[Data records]
= = = =

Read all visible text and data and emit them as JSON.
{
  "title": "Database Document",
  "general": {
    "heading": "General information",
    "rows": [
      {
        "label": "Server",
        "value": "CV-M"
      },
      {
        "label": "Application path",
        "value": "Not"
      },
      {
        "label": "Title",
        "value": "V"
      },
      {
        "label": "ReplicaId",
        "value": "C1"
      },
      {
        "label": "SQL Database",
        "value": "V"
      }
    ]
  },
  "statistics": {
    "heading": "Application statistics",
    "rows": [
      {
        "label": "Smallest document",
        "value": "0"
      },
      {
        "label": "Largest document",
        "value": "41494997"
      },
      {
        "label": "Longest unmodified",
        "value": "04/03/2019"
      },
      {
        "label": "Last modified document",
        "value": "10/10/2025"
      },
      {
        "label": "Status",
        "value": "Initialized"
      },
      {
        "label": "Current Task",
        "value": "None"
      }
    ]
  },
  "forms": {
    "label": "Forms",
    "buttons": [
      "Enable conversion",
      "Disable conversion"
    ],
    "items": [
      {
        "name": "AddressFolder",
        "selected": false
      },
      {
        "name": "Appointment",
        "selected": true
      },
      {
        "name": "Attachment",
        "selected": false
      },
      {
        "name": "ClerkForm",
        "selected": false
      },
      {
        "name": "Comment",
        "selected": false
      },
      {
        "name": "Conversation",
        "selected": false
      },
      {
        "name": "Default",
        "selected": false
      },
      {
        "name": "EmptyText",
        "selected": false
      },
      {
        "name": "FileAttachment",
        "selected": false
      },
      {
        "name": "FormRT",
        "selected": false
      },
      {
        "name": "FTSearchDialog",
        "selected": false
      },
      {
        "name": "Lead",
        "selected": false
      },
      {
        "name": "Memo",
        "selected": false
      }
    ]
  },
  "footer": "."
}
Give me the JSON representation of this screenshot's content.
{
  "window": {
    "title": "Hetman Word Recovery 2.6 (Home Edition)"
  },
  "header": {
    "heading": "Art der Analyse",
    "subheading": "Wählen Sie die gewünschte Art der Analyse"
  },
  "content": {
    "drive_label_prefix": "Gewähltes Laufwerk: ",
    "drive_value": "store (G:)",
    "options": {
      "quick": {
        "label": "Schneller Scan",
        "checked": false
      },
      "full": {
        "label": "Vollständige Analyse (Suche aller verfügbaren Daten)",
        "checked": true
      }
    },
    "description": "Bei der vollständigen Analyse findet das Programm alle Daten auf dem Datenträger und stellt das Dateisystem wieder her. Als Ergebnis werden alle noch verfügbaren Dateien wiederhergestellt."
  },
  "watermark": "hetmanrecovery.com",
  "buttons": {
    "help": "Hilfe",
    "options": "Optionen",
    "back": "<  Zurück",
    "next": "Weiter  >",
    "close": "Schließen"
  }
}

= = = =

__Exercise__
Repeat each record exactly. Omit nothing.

__Exercise response__
Read all visible text and data and emit them as JSON.
{
  "title": "Database Document",
  "general": {
    "heading": "General information",
    "rows": [
      {
        "label": "Server",
        "value": "CV-M"
      },
      {
        "label": "Application path",
        "value": "Not"
      },
      {
        "label": "Title",
        "value": "V"
      },
      {
        "label": "ReplicaId",
        "value": "C1"
      },
      {
        "label": "SQL Database",
        "value": "V"
      }
    ]
  },
  "statistics": {
    "heading": "Application statistics",
    "rows": [
      {
        "label": "Smallest document",
        "value": "0"
      },
      {
        "label": "Largest document",
        "value": "41494997"
      },
      {
        "label": "Longest unmodified",
        "value": "04/03/2019"
      },
      {
        "label": "Last modified document",
        "value": "10/10/2025"
      },
      {
        "label": "Status",
        "value": "Initialized"
      },
      {
        "label": "Current Task",
        "value": "None"
      }
    ]
  },
  "forms": {
    "label": "Forms",
    "buttons": [
      "Enable conversion",
      "Disable conversion"
    ],
    "items": [
      {
        "name": "AddressFolder",
        "selected": false
      },
      {
        "name": "Appointment",
        "selected": true
      },
      {
        "name": "Attachment",
        "selected": false
      },
      {
        "name": "ClerkForm",
        "selected": false
      },
      {
        "name": "Comment",
        "selected": false
      },
      {
        "name": "Conversation",
        "selected": false
      },
      {
        "name": "Default",
        "selected": false
      },
      {
        "name": "EmptyText",
        "selected": false
      },
      {
        "name": "FileAttachment",
        "selected": false
      },
      {
        "name": "FormRT",
        "selected": false
      },
      {
        "name": "FTSearchDialog",
        "selected": false
      },
      {
        "name": "Lead",
        "selected": false
      },
      {
        "name": "Memo",
        "selected": false
      }
    ]
  },
  "footer": "."
}
Give me the JSON representation of this screenshot's content.
{
  "window": {
    "title": "Hetman Word Recovery 2.6 (Home Edition)"
  },
  "header": {
    "heading": "Art der Analyse",
    "subheading": "Wählen Sie die gewünschte Art der Analyse"
  },
  "content": {
    "drive_label_prefix": "Gewähltes Laufwerk: ",
    "drive_value": "store (G:)",
    "options": {
      "quick": {
        "label": "Schneller Scan",
        "checked": false
      },
      "full": {
        "label": "Vollständige Analyse (Suche aller verfügbaren Daten)",
        "checked": true
      }
    },
    "description": "Bei der vollständigen Analyse findet das Programm alle Daten auf dem Datenträger und stellt das Dateisystem wieder her. Als Ergebnis werden alle noch verfügbaren Dateien wiederhergestellt."
  },
  "watermark": "hetmanrecovery.com",
  "buttons": {
    "help": "Hilfe",
    "options": "Optionen",
    "back": "<  Zurück",
    "next": "Weiter  >",
    "close": "Schließen"
  }
}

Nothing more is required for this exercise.